EXERCISE DATA: Begin

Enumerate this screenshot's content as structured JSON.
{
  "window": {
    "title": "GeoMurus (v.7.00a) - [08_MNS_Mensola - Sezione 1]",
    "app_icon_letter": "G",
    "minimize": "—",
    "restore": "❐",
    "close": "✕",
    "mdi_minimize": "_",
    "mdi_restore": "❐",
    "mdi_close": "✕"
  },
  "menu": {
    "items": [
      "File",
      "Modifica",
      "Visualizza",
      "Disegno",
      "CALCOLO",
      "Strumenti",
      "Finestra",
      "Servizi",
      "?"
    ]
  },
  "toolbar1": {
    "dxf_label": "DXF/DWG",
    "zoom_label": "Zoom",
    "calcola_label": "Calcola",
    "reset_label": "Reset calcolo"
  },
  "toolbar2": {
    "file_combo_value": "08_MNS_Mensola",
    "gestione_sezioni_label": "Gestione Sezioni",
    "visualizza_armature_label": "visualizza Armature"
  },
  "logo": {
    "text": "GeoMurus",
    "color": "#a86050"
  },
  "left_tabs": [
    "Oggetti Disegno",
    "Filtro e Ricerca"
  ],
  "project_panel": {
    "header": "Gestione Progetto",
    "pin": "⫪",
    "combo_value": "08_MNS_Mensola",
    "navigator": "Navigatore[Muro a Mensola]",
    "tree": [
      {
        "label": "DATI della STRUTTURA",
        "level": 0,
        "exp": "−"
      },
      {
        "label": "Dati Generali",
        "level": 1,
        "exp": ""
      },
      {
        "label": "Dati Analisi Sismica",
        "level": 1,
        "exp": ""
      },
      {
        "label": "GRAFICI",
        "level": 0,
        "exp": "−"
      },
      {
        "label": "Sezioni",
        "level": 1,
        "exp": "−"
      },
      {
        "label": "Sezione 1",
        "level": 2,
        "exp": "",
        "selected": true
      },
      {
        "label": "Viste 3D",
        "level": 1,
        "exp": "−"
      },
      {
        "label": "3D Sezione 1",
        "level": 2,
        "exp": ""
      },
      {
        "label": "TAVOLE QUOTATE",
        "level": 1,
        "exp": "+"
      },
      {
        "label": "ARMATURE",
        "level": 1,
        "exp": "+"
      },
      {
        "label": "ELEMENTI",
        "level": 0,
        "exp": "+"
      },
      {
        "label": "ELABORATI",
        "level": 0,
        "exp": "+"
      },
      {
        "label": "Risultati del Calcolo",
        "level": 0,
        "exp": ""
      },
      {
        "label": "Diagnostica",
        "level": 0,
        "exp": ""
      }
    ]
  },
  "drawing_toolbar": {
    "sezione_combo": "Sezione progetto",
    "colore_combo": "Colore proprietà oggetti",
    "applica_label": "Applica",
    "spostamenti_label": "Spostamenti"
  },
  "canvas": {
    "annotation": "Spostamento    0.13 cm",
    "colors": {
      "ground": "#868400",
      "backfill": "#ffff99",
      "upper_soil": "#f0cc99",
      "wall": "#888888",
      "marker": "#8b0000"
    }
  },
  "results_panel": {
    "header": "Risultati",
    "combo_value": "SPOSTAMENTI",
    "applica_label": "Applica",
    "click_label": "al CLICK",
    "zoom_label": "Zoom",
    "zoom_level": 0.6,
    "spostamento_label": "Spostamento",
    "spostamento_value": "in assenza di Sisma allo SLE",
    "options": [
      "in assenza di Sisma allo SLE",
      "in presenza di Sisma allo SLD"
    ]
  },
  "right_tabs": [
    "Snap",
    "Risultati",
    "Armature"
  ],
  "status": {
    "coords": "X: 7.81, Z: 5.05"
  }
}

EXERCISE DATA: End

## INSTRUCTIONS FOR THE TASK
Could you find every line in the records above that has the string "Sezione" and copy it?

## RESULT OF THE EXERCISE
    "title": "GeoMurus (v.7.00a) - [08_MNS_Mensola - Sezione 1]",
        "label": "Sezione 1",
        "label": "3D Sezione 1",
    "sezione_combo": "Sezione progetto",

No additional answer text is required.